I often hear leaders define themselves as a “straight shooter.” My friend Scott Carbonara says that’s often code for “insensitive jerk.” As we were talking one day about leadership and our roles as consultants and trainers we got into some great discussion that lead to this article. My original title was “Straight Shooter or Back Stabber?”
What got me wound up was a consulting job where I was talking with an executive who seemed to used the definition as an excuse to be rude, interrupt and answer my questions with a remark such as, “I don’t see how that has anything to do with what we are talking about.”
I found myself walking on egg shells, over compensating for his brash behavior, and then even buying into ideas the employees had about him being a straight shooter and telling me how to “handle him.” Talk about the rescue role on the Drama Triangle!
That’s just not my way. I’ve realized that when I’m walking on egg shells something is off. It might be me, or it might be them. One of my hilarious consultant friends says (in jest) ” when there’s fear, intimidation and game-playing, someone needs to be b-slapped…and it might even be me.“
What he’s really saying, (and I wholeheartedly agree) ‘ there’s either an elephant in the room or the emperor is naked and no one is willing to speak up! In other words, we each contribute to the problem when we avoid the conversation.

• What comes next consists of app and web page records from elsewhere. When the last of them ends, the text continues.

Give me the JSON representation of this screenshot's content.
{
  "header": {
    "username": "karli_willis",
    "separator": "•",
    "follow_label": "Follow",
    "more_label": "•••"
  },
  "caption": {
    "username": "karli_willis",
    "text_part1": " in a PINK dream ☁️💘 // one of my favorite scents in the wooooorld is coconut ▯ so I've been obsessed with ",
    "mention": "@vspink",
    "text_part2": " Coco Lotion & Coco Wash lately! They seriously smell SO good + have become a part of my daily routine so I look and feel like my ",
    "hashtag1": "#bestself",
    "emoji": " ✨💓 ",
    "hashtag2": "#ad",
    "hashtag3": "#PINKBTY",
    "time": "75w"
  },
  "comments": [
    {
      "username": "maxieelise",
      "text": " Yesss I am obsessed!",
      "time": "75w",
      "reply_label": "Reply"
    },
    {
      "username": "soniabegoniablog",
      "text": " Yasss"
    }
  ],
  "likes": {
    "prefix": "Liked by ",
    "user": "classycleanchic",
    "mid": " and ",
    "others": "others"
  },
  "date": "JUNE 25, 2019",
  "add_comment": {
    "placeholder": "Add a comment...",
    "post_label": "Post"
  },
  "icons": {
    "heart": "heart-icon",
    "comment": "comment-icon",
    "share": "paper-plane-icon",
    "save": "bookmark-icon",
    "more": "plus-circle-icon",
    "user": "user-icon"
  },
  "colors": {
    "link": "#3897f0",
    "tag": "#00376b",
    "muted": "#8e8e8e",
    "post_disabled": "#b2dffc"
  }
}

As I did a little research I found that there was a lack of trust and lack of engagement in the company. There’s no wonder. That’s when I decided to make a distinction between straight shooter and authentic leader.

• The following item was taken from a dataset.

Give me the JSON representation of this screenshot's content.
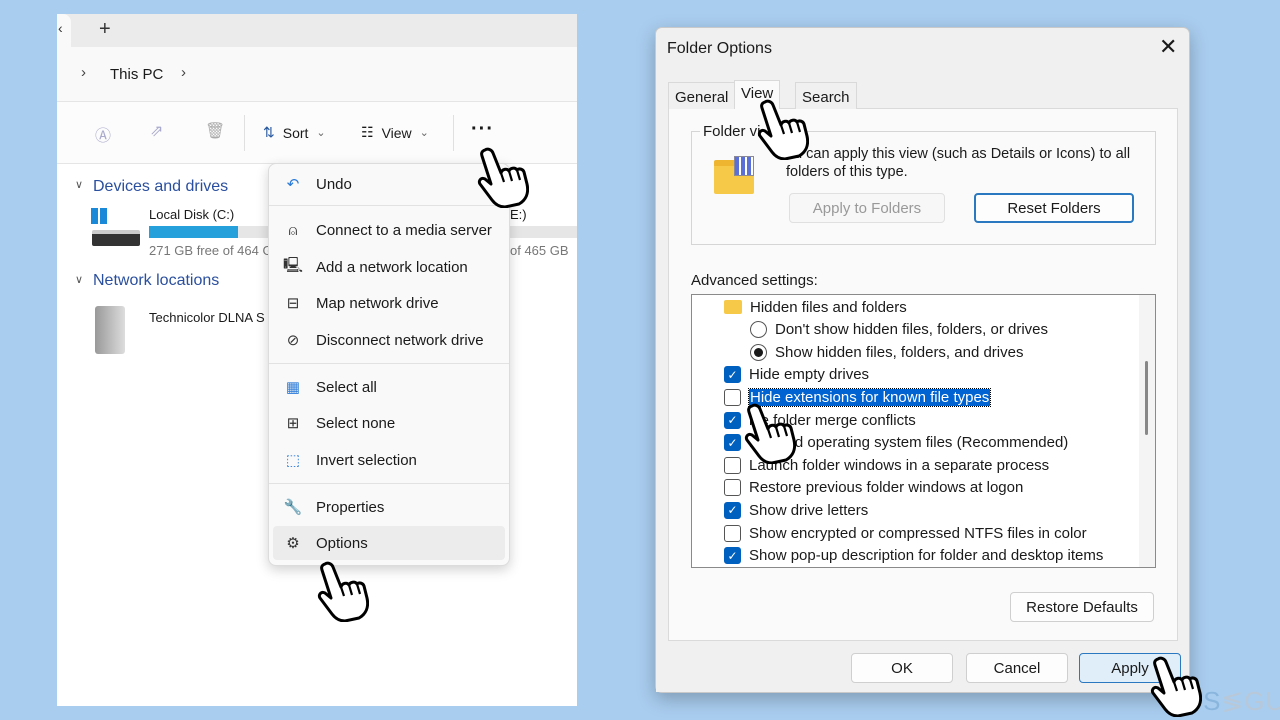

Authentic leaders are straight shooters, but straight shooters are not always authentic leaders.
From my experience, those in the C-Suite who define themselves as straight shooters don’t want anyone else to shoot straight. They don’t want anyone to get to know them, and most of the time they are very uncomfortable with conflict, so in order to maintain distance, they use their straight shooting so that they don’t have to ever feel vulnerable or show their human side.

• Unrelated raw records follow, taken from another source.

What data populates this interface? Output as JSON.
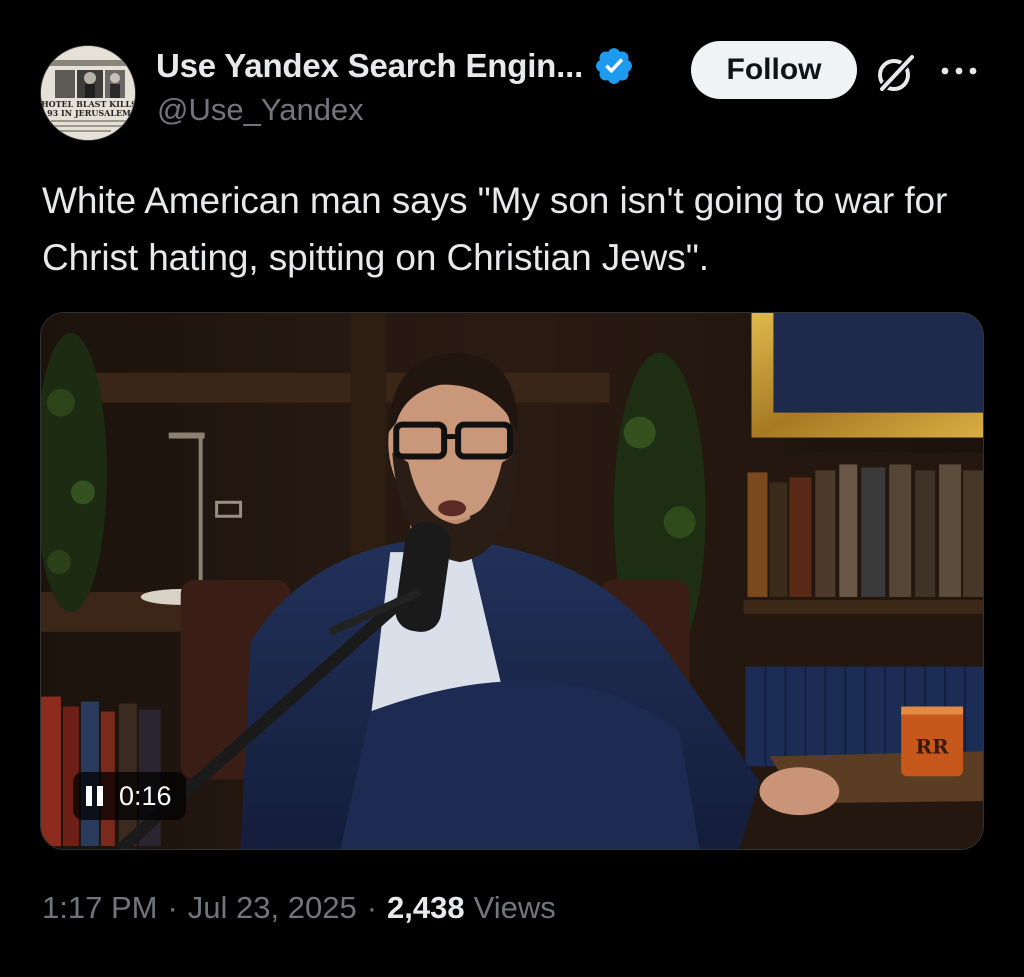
{
  "author": {
    "display_name": "Use Yandex Search Engin...",
    "handle": "@Use_Yandex",
    "avatar_caption_line1": "HOTEL BLAST KILLS",
    "avatar_caption_line2": "93 IN JERUSALEM",
    "verified": true,
    "verified_color": "#1d9bf0"
  },
  "actions": {
    "follow_label": "Follow",
    "grok_icon": "grok-icon",
    "more_icon": "more-horizontal-icon"
  },
  "tweet": {
    "text": "White American man says \"My son isn't going to war for Christ hating, spitting on Christian Jews\"."
  },
  "video": {
    "elapsed": "0:16",
    "state_icon": "pause-icon",
    "mug_logo": "RR"
  },
  "meta": {
    "time": "1:17 PM",
    "separator": "·",
    "date": "Jul 23, 2025",
    "views_count": "2,438",
    "views_label": "Views"
  },
  "colors": {
    "background": "#000000",
    "primary_text": "#e7e9ea",
    "secondary_text": "#71767b",
    "follow_bg": "#eff3f4",
    "follow_text": "#0f1419",
    "border": "#2f3336"
  }
}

No wonder there’s a lack of trust and engagement.
Some leaders hide behind a personality profile by saying, ‘Well, I’m INTJ. Or I’m a HIGH DIRECTOR on the DISC assessment.”
Translated: I don’t have to change. You have to accept me the way I am, and that’s why I may hurt your feelings…after all, I’m just a straight shooter…and I’m right.
Rather than being “right” what if you learned to expand your range?
“But I’m just being honest” or “If you can’t handle the heat get out of the kitchen” will be the last protest.
You see, what I have also learned is you can only be as honest as your level of self awareness. So, while I used to describe myself as a straight shooter, I have now made a distinction. I’m an authentic leader. I say it like I see it, but I’m caring and compassionate. I strive use wisdom and good timing. I care about your thoughts, but at the same time I’m very capable of stepping in a hole…or two.
I’m certainly not the sage on the stage. I’m in the boat with you. You will get to know the real me if you work with me. And if you are walking on egg shells around me, just remember, there’s no place for violence (imagined or otherwise) in the workplace; so b-slapping allowed. Just be authentic with me so I can clean up whatever story we are participating in that keeps us from the clarity of our real mission.